• [ASSIGNMENT]: Write out every line of the data below exactly as given.

• [EXTRACTED INFORMATION]:
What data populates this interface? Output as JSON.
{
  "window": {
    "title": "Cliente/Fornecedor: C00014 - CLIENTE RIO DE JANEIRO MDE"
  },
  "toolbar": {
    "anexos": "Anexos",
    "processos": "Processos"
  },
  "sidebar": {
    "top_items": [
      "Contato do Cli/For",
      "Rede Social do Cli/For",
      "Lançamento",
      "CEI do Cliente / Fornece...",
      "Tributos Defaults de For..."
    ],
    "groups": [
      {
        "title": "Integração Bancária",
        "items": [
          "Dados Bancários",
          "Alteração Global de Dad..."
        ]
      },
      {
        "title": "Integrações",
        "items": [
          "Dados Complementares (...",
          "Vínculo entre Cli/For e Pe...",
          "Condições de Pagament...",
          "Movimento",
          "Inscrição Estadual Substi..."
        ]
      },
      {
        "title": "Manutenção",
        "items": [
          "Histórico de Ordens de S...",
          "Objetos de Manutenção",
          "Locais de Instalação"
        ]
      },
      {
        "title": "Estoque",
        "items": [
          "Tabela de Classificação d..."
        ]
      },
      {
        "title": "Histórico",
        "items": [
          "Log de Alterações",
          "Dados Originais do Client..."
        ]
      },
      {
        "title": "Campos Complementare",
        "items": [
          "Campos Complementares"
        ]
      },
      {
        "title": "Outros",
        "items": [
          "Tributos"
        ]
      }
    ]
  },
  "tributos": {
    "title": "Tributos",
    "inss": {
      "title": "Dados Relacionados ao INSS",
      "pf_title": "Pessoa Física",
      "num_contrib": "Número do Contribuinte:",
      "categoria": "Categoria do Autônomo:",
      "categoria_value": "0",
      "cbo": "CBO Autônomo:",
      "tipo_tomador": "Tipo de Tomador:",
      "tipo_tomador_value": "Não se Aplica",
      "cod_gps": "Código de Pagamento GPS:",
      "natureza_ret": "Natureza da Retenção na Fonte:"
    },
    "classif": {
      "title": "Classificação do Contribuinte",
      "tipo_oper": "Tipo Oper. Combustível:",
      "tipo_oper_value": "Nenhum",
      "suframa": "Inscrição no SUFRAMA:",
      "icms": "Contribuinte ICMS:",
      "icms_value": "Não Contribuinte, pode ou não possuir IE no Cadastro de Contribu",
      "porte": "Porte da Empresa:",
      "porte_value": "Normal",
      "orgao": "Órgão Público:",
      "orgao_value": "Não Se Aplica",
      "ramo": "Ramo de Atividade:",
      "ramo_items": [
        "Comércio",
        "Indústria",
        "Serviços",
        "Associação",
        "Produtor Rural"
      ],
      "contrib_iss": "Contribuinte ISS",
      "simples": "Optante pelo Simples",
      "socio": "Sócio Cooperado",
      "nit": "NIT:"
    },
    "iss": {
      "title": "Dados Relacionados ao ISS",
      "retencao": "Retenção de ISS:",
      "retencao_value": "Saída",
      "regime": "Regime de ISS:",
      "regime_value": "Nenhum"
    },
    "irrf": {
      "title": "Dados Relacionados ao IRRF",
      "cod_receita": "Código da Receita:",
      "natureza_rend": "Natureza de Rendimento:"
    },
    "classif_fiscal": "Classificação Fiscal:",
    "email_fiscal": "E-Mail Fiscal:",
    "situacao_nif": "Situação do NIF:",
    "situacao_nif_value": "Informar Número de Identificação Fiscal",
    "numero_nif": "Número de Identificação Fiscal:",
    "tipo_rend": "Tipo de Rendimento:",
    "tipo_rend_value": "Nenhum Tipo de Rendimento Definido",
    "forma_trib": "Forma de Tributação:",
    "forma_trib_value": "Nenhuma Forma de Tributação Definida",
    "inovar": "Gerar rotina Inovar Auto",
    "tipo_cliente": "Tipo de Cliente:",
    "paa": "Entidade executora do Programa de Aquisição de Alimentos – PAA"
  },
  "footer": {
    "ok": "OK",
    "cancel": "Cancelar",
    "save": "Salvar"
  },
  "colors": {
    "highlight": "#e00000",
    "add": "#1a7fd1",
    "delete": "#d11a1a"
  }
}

• [ANSWER TO THE PROBLEM]:
What data populates this interface? Output as JSON.
{
  "window": {
    "title": "Cliente/Fornecedor: C00014 - CLIENTE RIO DE JANEIRO MDE"
  },
  "toolbar": {
    "anexos": "Anexos",
    "processos": "Processos"
  },
  "sidebar": {
    "top_items": [
      "Contato do Cli/For",
      "Rede Social do Cli/For",
      "Lançamento",
      "CEI do Cliente / Fornece...",
      "Tributos Defaults de For..."
    ],
    "groups": [
      {
        "title": "Integração Bancária",
        "items": [
          "Dados Bancários",
          "Alteração Global de Dad..."
        ]
      },
      {
        "title": "Integrações",
        "items": [
          "Dados Complementares (...",
          "Vínculo entre Cli/For e Pe...",
          "Condições de Pagament...",
          "Movimento",
          "Inscrição Estadual Substi..."
        ]
      },
      {
        "title": "Manutenção",
        "items": [
          "Histórico de Ordens de S...",
          "Objetos de Manutenção",
          "Locais de Instalação"
        ]
      },
      {
        "title": "Estoque",
        "items": [
          "Tabela de Classificação d..."
        ]
      },
      {
        "title": "Histórico",
        "items": [
          "Log de Alterações",
          "Dados Originais do Client..."
        ]
      },
      {
        "title": "Campos Complementare",
        "items": [
          "Campos Complementares"
        ]
      },
      {
        "title": "Outros",
        "items": [
          "Tributos"
        ]
      }
    ]
  },
  "tributos": {
    "title": "Tributos",
    "inss": {
      "title": "Dados Relacionados ao INSS",
      "pf_title": "Pessoa Física",
      "num_contrib": "Número do Contribuinte:",
      "categoria": "Categoria do Autônomo:",
      "categoria_value": "0",
      "cbo": "CBO Autônomo:",
      "tipo_tomador": "Tipo de Tomador:",
      "tipo_tomador_value": "Não se Aplica",
      "cod_gps": "Código de Pagamento GPS:",
      "natureza_ret": "Natureza da Retenção na Fonte:"
    },
    "classif": {
      "title": "Classificação do Contribuinte",
      "tipo_oper": "Tipo Oper. Combustível:",
      "tipo_oper_value": "Nenhum",
      "suframa": "Inscrição no SUFRAMA:",
      "icms": "Contribuinte ICMS:",
      "icms_value": "Não Contribuinte, pode ou não possuir IE no Cadastro de Contribu",
      "porte": "Porte da Empresa:",
      "porte_value": "Normal",
      "orgao": "Órgão Público:",
      "orgao_value": "Não Se Aplica",
      "ramo": "Ramo de Atividade:",
      "ramo_items": [
        "Comércio",
        "Indústria",
        "Serviços",
        "Associação",
        "Produtor Rural"
      ],
      "contrib_iss": "Contribuinte ISS",
      "simples": "Optante pelo Simples",
      "socio": "Sócio Cooperado",
      "nit": "NIT:"
    },
    "iss": {
      "title": "Dados Relacionados ao ISS",
      "retencao": "Retenção de ISS:",
      "retencao_value": "Saída",
      "regime": "Regime de ISS:",
      "regime_value": "Nenhum"
    },
    "irrf": {
      "title": "Dados Relacionados ao IRRF",
      "cod_receita": "Código da Receita:",
      "natureza_rend": "Natureza de Rendimento:"
    },
    "classif_fiscal": "Classificação Fiscal:",
    "email_fiscal": "E-Mail Fiscal:",
    "situacao_nif": "Situação do NIF:",
    "situacao_nif_value": "Informar Número de Identificação Fiscal",
    "numero_nif": "Número de Identificação Fiscal:",
    "tipo_rend": "Tipo de Rendimento:",
    "tipo_rend_value": "Nenhum Tipo de Rendimento Definido",
    "forma_trib": "Forma de Tributação:",
    "forma_trib_value": "Nenhuma Forma de Tributação Definida",
    "inovar": "Gerar rotina Inovar Auto",
    "tipo_cliente": "Tipo de Cliente:",
    "paa": "Entidade executora do Programa de Aquisição de Alimentos – PAA"
  },
  "footer": {
    "ok": "OK",
    "cancel": "Cancelar",
    "save": "Salvar"
  },
  "colors": {
    "highlight": "#e00000",
    "add": "#1a7fd1",
    "delete": "#d11a1a"
  }
}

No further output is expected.